Thermogram No Substitute for a Mammogram 

By Cindy Carter, PA-C, CBPN-IC, Advanced Medical Imaging 

Thermography has been around for decades. It utilizes an infrared camera to produce images (thermo­grams) that show the patterns of heat and blood flow on or near the surface of the body. Breast thermography was approved by the FDA in 1982 only as an adjunct to mammogra­phy. However, locally and nation­ally some facilities, websites, and mobile units have promoted the use of thermography as a stand-alone tool to screen and diagnose breast cancer. Some have falsely claimed thermography to be a substitute for mammography, or even superior to mammography, and that it can diagnose breast cancer long before a mammogram. This is simply not true. Patients and their providers are receiving false and misleading information. On June 2, 2011, the FDA issued an alert regarding false and misleading claims in relation to thermography. According to the FDA, “thermography is not a re­placement for screening mammogra­phy and should not be used by itself to diagnose breast cancer.” They also state there is no scientific data that shows thermographic devices, when used on their own, are an effective screening tool for any medical condi­tion including the early detection of breast cancer or other breast disease. 

Experts in breast imaging, breast cancer and public health agencies such as the Centers for Disease Control and Prevention, the National Cancer Institute, the Society for Breast Imaging, the American Col­lege of Radiology, and the American Cancer Society agree with the FDA. 

Digital mammography is safe. And it’s the most effective method of detecting breast cancer in its earliest, most treatable stages. Mammogra­phy remains the gold standard for breast cancer screening. The images that result from annual screening mammograms allow experts to de­tect changes in the breast and detect suspicious tissue up to two years before it can be felt by you or your doctor. 

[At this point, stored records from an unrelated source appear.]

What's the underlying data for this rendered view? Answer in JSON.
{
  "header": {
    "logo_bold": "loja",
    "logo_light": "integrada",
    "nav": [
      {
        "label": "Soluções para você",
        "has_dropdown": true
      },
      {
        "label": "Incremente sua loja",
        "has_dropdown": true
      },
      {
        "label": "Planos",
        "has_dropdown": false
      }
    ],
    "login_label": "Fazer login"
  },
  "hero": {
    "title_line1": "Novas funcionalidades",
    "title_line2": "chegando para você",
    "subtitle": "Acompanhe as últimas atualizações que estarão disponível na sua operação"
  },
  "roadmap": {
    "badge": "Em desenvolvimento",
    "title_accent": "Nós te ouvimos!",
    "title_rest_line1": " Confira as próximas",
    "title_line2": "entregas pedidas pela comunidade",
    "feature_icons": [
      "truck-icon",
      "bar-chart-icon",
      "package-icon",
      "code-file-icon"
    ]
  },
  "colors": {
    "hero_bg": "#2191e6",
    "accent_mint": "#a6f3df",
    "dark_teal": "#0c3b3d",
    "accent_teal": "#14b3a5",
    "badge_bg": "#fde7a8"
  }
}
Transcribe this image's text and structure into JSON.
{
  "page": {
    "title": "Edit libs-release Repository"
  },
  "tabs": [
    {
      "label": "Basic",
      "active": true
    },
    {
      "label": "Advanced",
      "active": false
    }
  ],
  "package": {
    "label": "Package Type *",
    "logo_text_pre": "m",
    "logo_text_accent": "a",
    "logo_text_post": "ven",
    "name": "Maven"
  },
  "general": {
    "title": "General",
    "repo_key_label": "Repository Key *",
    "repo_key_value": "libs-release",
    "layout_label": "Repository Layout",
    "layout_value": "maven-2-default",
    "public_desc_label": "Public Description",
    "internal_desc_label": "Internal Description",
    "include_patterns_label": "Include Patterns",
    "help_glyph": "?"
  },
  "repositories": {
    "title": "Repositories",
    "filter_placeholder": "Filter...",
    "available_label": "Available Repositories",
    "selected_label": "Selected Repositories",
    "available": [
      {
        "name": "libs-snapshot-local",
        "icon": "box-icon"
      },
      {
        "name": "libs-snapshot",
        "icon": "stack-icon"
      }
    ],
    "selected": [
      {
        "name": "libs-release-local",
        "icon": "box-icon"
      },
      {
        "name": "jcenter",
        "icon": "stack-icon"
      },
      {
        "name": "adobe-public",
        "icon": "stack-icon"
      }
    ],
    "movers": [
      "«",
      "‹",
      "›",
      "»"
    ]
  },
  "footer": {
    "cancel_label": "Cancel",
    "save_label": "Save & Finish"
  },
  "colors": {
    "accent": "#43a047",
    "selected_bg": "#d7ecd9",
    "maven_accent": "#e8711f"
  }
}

The National Cancer Institute estimates that 1 in 8 women will be diagnosed with breast cancer. Ac­cording to the FDA, there has been a steady decline in breast cancer deaths and one reason is early detection through mam­mography. Since 1990, mammog­raphy has helped reduce the breast cancer death rate by nearly thirty percent. For women concerned about the exposure to radiation from a mammogram, evi­dence shows the amount of radiation exposure is minimal and the benefits clearly outweigh the risks, especially when compared to the danger of breast cancer. 

Current recommendations for women are annual screening mam­mograms starting at age 40, along with a clinical breast exam for pa­tients who are considered at average risk for breast cancer. Women with an increased risk of breast cancer—in­cluding women with a family history of breast cancer, women who smoke, and women who are overweight— should consult with a healthcare pro­vider or breast care expert. Advanced Medical Imaging has additional diag­nostic procedures for detection which include breast ultrasound, breast MRI and biopsy. In some cases, these procedures are used in conjunction with a mammogram and breast exam. Additional procedures could include thermography. 

For more information from the FDA on thermography, please refer to and search thermography. For additional perspectives on breast cancer screen­ing, diagnosis and treatment please visit the American Cancer Society, the Society for Breast Imaging, the American College of Radiology, the National Cancer Institute and the National Comprehensive Cancer Network websites. We encourage women to discuss this information with their healthcare providers. Con­tact Advanced Medical Imaging with your questions and we’ll provide you with accurate information and guidance.